Point-free programming style in F#

I gave a short presentation at Functional programming Stockholm user group about point-free programming style in F# which I will write a summary of here.

I was reading Tomas Petricek’s and Jon Skeet’s book Real-World Functional Programming which contains a short section about point-free style. The conclusion was that the code could end up being hard to read. However, I found the examples in the book quite elegant and was intrigued to learn more.

Point-free style originates from a mathematical branch called topology which deals with spaces composed by points (values) and functions between those spaces. A function is said to be point-free if it doesn’t mention the points of the space which it operates on. In functional programming this translates to a function that doesn’t mention the arguments of its transform. The point (no pun…) is to make the code less verbose and to focus more on behavior of the function than on its data.

In order to accomplish point-free style, functional programming features such as higher-order functions, function composition and partial function application are used. Let’s look at some examples:

let rec sum list =
   match list with
   | [] -> 0;
   | h::t -> h + sum t

This function sums the elements of a list recursively. Since the arguments are bound in a pattern matching expression they can’t be taken out so we need to rewrite it using a higher order function like so:

let sum list = List.fold (+) 0 list

The fold function takes an aggregating function, a seed value and a list as arguments (note that the +-operator is surrounded by parentheses which turns it into a function). The function’s type signature is:

val sum : int list -> int

That is, it’s a function taking a list of integers and returning an integer value.
Now, if we remove the list argument we get:

let sum = List.fold (+) 0

and the type signature:

val sum : (int list -> int)

The signature is the same but surrounded by parentheses which means that the sum function returns a function instead of a value, i.e. it’s a partial function application. Since the signature is the same as previously the usage is the same e.g.

let addingNumbersOneToTen = sum [1..10]

Here’s another example:

let add10To list = List.map(fun x -> x + 10) list

The map function applies the given function to each element of the passed list. In this case, a lambda function is used for adding 10 to each element.
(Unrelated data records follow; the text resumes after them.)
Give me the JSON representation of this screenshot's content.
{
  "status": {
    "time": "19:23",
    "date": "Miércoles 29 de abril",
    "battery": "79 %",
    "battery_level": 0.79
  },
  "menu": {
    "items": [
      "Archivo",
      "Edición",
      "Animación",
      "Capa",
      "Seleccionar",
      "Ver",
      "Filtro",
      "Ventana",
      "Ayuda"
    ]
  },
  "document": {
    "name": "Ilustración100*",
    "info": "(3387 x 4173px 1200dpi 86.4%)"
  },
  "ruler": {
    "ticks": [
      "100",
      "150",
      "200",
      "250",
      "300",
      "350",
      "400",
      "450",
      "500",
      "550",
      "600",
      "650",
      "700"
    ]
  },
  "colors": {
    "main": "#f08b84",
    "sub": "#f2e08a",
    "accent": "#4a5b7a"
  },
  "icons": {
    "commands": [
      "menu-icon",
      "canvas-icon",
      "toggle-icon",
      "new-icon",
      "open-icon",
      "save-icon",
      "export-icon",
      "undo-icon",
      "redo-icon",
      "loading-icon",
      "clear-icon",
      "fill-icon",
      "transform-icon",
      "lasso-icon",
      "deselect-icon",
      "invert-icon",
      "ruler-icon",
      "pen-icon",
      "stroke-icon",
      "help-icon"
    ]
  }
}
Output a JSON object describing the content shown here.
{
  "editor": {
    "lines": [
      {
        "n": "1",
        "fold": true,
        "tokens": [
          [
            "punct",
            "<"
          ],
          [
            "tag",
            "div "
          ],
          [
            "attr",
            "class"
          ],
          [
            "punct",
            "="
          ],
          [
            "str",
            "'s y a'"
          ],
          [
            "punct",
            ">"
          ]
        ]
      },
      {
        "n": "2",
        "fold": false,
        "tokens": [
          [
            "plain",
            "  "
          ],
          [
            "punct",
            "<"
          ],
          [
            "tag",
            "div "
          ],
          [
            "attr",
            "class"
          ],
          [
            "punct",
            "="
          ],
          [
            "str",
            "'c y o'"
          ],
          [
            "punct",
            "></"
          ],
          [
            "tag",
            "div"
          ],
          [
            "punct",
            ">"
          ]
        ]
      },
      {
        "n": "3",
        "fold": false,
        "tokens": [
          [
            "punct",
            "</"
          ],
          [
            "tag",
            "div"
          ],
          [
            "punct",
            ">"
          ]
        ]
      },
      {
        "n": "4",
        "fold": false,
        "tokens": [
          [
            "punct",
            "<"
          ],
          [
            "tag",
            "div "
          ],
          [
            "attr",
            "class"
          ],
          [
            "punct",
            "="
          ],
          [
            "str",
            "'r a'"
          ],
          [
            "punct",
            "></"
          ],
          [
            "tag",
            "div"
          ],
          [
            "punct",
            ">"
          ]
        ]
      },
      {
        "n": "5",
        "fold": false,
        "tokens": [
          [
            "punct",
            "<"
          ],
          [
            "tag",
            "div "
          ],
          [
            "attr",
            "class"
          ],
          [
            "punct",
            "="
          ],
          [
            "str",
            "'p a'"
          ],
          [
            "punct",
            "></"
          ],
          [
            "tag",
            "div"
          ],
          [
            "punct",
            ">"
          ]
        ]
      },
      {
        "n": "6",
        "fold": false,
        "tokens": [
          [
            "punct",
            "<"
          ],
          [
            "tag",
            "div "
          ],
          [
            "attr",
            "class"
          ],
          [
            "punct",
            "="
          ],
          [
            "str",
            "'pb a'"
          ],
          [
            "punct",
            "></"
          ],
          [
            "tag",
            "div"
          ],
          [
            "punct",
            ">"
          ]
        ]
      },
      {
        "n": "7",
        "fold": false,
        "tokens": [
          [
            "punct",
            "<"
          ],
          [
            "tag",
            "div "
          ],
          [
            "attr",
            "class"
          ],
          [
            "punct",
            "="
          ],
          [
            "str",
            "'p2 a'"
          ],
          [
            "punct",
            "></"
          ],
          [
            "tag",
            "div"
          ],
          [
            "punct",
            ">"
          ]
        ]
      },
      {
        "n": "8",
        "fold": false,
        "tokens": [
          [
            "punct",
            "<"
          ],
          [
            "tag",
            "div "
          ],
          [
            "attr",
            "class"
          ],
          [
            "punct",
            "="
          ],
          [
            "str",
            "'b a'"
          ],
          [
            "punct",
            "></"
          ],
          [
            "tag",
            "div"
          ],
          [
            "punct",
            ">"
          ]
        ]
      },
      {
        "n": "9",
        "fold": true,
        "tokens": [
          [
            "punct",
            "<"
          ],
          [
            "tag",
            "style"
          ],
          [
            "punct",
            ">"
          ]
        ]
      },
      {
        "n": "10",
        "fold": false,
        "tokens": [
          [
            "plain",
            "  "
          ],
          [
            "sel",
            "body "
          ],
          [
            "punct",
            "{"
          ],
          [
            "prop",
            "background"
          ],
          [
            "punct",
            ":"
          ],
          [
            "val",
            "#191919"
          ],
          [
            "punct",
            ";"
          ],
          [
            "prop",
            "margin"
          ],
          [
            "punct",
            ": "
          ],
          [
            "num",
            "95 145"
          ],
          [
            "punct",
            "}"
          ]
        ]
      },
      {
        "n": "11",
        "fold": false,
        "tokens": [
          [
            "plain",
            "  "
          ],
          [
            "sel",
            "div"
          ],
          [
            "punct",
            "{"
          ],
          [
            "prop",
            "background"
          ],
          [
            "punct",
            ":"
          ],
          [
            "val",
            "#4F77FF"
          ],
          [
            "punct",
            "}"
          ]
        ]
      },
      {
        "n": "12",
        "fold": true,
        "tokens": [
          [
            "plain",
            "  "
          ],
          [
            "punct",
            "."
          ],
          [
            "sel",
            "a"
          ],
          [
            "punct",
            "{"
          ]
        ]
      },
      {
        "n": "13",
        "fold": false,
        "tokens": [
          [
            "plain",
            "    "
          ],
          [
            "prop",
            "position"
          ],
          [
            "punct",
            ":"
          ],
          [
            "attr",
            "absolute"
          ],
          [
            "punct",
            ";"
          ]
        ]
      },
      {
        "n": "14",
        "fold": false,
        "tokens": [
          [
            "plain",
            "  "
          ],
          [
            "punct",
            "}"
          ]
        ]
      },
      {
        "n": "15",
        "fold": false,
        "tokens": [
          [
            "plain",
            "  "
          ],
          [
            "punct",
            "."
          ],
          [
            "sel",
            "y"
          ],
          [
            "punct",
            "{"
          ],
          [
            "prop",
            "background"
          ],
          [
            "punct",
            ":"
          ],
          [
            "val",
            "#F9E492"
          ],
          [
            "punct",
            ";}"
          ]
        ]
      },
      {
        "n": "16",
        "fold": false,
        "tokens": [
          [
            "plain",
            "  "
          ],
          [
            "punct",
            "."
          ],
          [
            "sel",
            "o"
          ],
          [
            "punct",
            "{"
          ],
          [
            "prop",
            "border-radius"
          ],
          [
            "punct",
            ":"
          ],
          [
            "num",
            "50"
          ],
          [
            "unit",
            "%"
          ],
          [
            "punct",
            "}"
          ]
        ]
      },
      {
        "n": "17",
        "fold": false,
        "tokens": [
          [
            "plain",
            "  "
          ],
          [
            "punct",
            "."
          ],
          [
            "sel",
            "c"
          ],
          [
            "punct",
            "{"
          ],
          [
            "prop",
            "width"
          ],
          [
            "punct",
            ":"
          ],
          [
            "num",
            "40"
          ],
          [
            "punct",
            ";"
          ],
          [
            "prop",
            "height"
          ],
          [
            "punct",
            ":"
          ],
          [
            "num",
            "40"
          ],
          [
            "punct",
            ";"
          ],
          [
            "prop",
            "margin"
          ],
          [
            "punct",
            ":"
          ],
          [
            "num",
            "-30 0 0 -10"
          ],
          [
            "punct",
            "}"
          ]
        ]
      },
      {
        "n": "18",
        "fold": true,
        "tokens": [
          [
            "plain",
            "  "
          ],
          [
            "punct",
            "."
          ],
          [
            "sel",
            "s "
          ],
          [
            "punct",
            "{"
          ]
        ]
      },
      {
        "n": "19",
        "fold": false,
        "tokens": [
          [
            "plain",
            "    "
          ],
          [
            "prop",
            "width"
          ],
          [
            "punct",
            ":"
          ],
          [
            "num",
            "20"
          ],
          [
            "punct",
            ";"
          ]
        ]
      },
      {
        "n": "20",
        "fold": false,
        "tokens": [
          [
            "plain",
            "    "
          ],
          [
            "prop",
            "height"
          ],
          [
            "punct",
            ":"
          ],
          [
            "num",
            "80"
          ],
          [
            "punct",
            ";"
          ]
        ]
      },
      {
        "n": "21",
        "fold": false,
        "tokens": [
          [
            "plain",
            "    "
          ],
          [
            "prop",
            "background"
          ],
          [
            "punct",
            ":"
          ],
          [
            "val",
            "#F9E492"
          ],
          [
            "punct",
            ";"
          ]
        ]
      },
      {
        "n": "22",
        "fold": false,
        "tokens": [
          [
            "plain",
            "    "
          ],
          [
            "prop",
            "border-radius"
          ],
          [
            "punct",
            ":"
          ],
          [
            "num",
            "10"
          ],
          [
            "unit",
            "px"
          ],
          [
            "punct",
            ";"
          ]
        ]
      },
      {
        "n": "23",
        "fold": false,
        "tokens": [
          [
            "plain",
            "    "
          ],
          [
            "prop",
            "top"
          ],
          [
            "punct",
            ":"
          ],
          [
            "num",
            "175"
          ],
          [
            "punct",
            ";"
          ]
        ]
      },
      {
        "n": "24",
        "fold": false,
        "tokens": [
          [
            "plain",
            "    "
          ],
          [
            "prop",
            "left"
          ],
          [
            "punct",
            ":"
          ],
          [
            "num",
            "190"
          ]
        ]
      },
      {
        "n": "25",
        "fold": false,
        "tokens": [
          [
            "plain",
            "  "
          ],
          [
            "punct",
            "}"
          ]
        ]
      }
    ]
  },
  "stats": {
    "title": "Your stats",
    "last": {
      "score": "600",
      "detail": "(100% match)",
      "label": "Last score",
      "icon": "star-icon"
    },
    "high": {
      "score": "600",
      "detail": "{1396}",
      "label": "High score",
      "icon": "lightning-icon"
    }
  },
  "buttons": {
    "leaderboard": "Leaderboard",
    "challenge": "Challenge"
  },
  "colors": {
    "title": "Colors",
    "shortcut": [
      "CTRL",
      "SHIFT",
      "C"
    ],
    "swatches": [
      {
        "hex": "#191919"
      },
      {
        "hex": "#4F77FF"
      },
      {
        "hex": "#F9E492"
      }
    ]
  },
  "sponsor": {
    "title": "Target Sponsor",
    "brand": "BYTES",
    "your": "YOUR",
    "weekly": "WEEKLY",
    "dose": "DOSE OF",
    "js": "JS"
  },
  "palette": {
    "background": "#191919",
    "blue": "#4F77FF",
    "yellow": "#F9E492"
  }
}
Using a partial function application instead of the lambda we get:

let add10To list = List.map((+) 10) list

and without the list argument:

let add10To = List.map((+) 10)

which is completely point-free.

Finally an example of using function composition to obtain point-freedom:

let doubleAndIncr = fun x -> x * 2 + 1

This function, as the name implies, doubles the given value and increments it with one.
Composing the multiply function and the add function will get rid of the lambda function:

let doubleAndIncr x = ((*) 2 >> (+) 1) x

and making it a partial function application will loose the x argument:

let doubleAndIncr = (*) 2 >> (+) 1

I think point-free style can make the code more readable when used wisely. As in the last example above the expression to the right reads almost like natural language “times 2 and then plus 1”. Of course, it could get really gory but so can anything else in the world of programming.

Refs.
Tacit programming
HaskellWiki
Point-free style: What is it good for?

Leave a Reply

Close Menu